Christmas concerts were an integral part of my upbringing. I loved singing and always attempted to be the loudest voice in the ensemble. Most of all I sang for the love of Christmas carols. Rudolph the red nose reindeer, Frosty the snowman and even Charlie Brown were my Christmas idols. When their songs stopped playing on the radio and faded like slush on a Manhattan sidewalk, I wanted to cry.
Growing into adulthood, I lived in the Christmas capital of the world, New York. Working a half block from Fifth Avenue meant, holiday madness was inevitable. When the big crystal globe hovered over 57th and Fifth it not only marked Harry Winston’s interpretation of the moon, but the beginning of the holiday season.
The holiday crowds were always maddening. My memories of Midtown during the Christmas season involved pushing my way through the gaggle of tourists, stopping to take pictures of everything from St. Patrick’s Cathedral to a mailbox. Although, I played it cool. I did walk to Rockefeller Center to admire the Christmas tree. The Waitress’s “Christmas Wrapping” played on my iPod as it twinkled in the newly frosty New York skies. It was simply magical.

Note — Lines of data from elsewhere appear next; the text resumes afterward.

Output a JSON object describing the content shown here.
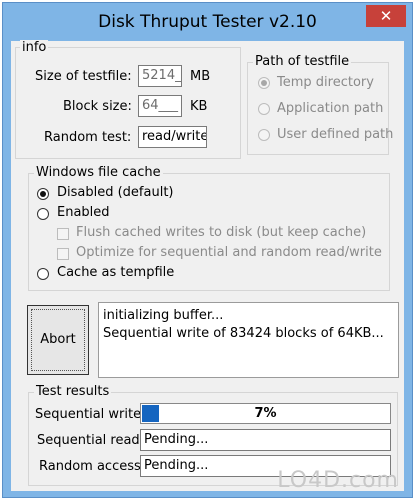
{
  "window": {
    "title": "Disk Thruput Tester v2.10",
    "close_glyph": "✕"
  },
  "info": {
    "legend": "info",
    "size_label": "Size of testfile:",
    "size_value": "5214_",
    "size_unit": "MB",
    "block_label": "Block size:",
    "block_value": "64___",
    "block_unit": "KB",
    "random_label": "Random test:",
    "random_value": "read/write"
  },
  "path": {
    "legend": "Path of testfile",
    "options": [
      "Temp directory",
      "Application path",
      "User defined path"
    ],
    "selected": 0
  },
  "cache": {
    "legend": "Windows file cache",
    "disabled_label": "Disabled (default)",
    "enabled_label": "Enabled",
    "flush_label": "Flush cached writes to disk (but keep cache)",
    "optimize_label": "Optimize for sequential and random read/write",
    "tempfile_label": "Cache as tempfile"
  },
  "actions": {
    "abort_label": "Abort"
  },
  "log": {
    "lines": [
      "initializing buffer...",
      "Sequential write of 83424 blocks of 64KB..."
    ]
  },
  "results": {
    "legend": "Test results",
    "seq_write_label": "Sequential write:",
    "seq_write_progress": 0.07,
    "seq_write_text": "7%",
    "seq_read_label": "Sequential read:",
    "seq_read_value": "Pending...",
    "random_label": "Random access:",
    "random_value": "Pending..."
  },
  "watermark": "LO4D.com"
}
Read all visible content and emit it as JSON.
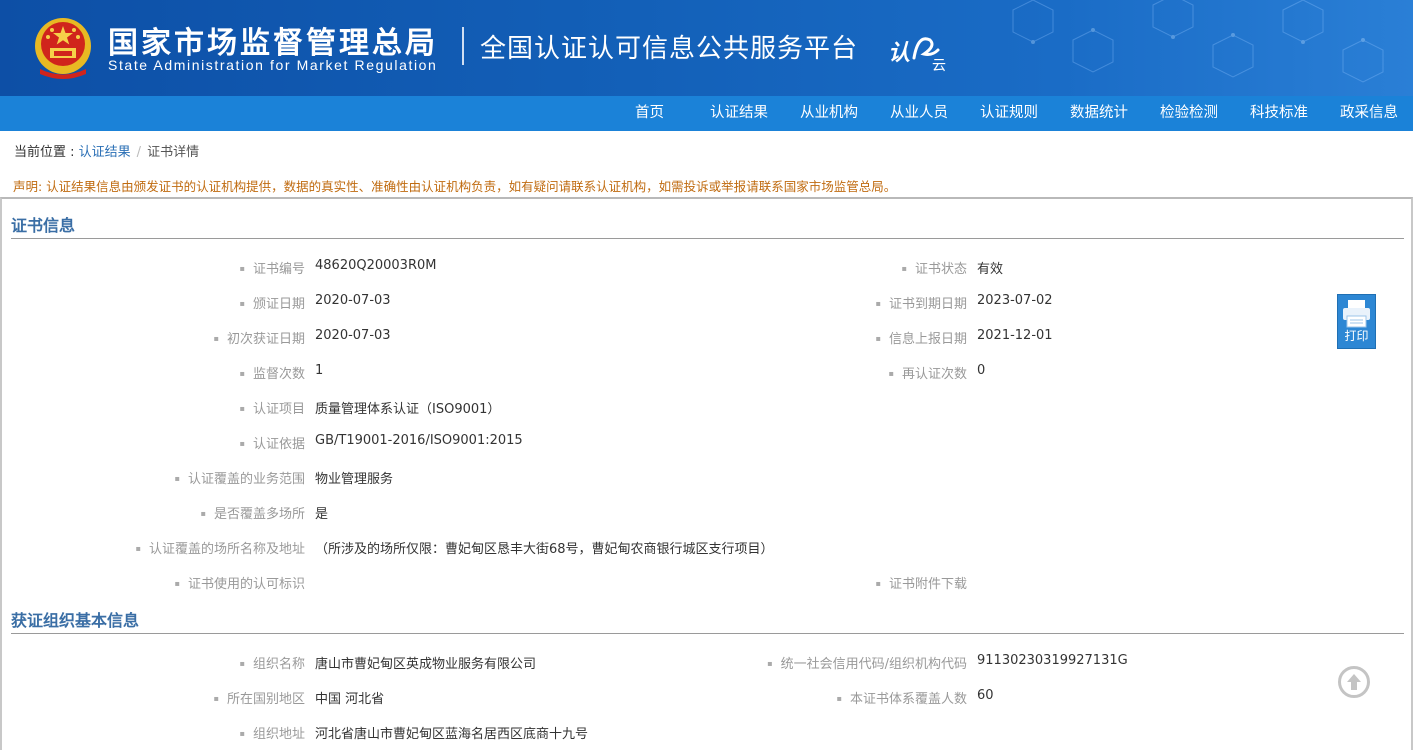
{
  "header": {
    "org_name_cn": "国家市场监督管理总局",
    "org_name_en": "State Administration  for  Market Regulation",
    "platform_title": "全国认证认可信息公共服务平台",
    "platform_logo_text": "认证云",
    "brand_color": "#0d4fa6"
  },
  "nav": {
    "items": [
      "首页",
      "认证结果",
      "从业机构",
      "从业人员",
      "认证规则",
      "数据统计",
      "检验检测",
      "科技标准",
      "政采信息"
    ]
  },
  "breadcrumb": {
    "prefix": "当前位置 : ",
    "link": "认证结果",
    "separator": "/",
    "current": "证书详情"
  },
  "notice": "声明: 认证结果信息由颁发证书的认证机构提供，数据的真实性、准确性由认证机构负责，如有疑问请联系认证机构，如需投诉或举报请联系国家市场监管总局。",
  "cert_section": {
    "title": "证书信息",
    "left": [
      {
        "label": "证书编号",
        "value": "48620Q20003R0M"
      },
      {
        "label": "颁证日期",
        "value": "2020-07-03"
      },
      {
        "label": "初次获证日期",
        "value": "2020-07-03"
      },
      {
        "label": "监督次数",
        "value": "1"
      },
      {
        "label": "认证项目",
        "value": "质量管理体系认证（ISO9001）"
      },
      {
        "label": "认证依据",
        "value": "GB/T19001-2016/ISO9001:2015"
      },
      {
        "label": "认证覆盖的业务范围",
        "value": "物业管理服务"
      },
      {
        "label": "是否覆盖多场所",
        "value": "是"
      },
      {
        "label": "认证覆盖的场所名称及地址",
        "value": "（所涉及的场所仅限：曹妃甸区恳丰大街68号，曹妃甸农商银行城区支行项目）"
      },
      {
        "label": "证书使用的认可标识",
        "value": ""
      }
    ],
    "right": [
      {
        "label": "证书状态",
        "value": "有效"
      },
      {
        "label": "证书到期日期",
        "value": "2023-07-02"
      },
      {
        "label": "信息上报日期",
        "value": "2021-12-01"
      },
      {
        "label": "再认证次数",
        "value": "0"
      },
      {
        "label": "证书附件下载",
        "value": ""
      }
    ]
  },
  "org_section": {
    "title": "获证组织基本信息",
    "left": [
      {
        "label": "组织名称",
        "value": "唐山市曹妃甸区英成物业服务有限公司"
      },
      {
        "label": "所在国别地区",
        "value": "中国 河北省"
      },
      {
        "label": "组织地址",
        "value": "河北省唐山市曹妃甸区蓝海名居西区底商十九号"
      }
    ],
    "right": [
      {
        "label": "统一社会信用代码/组织机构代码",
        "value": "91130230319927131G"
      },
      {
        "label": "本证书体系覆盖人数",
        "value": "60"
      }
    ]
  },
  "actions": {
    "print_label": "打印",
    "back_to_top_icon": "arrow-up-circle-icon",
    "print_icon": "printer-icon"
  }
}
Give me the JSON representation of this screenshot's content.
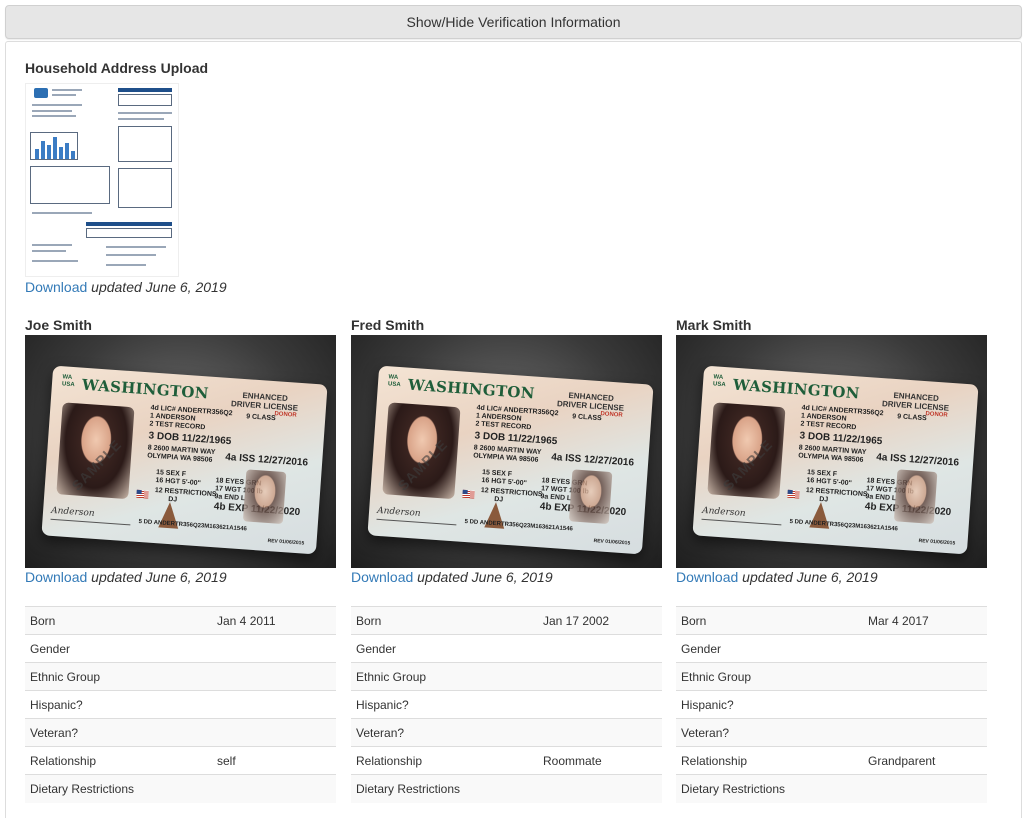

“Christmas Wrapping” was the only song I listened to during the holiday season. Anywhere, I walked the Waitresses’ song followed. After moving back to California, I discovered the joys of the Pandora Christmas station. My favorite Christmas song remained a staple, but soon I was reunited with my old friends Rudolph, Frosty and Charlie.
I traded the fancy window displays of Saks Fifth Avenue, roasted chestnuts and actual snow for quiet hilly streets with track homes competing for the coolest holiday decorations. The suburbs are uncool, but there’s something endearing about seeing the artistry that neighbors put into decorating their homes for holiday cheer. It’s the only time when track homes transform from drab to fab like a drag queen leaving her manly roots behind.
The cold air pressing against my face and the Christmas carols made my modest neighborhood as enchanting as my former home, New York. Once the holiday season ended, I stopped listening to carols. However, this past summer, I needed a little holiday cheer months in advance.
I re-downloaded the Christmas songs station on Pandora and was quickly transformed from palm trees and margaritas to Christmas trees and eggnog. It was a chilly relief from the heat wave.
Christmas is candy canes, eggnog, Santa Clause, hot chocolate with marshmallows, pine trees and most of all happy tunes. The Christmas soundtrack is like a Xanax for the soul. Regardless of the time of year, it’s happy music for a splendid season. Countdown to authentic holiday camp commences now.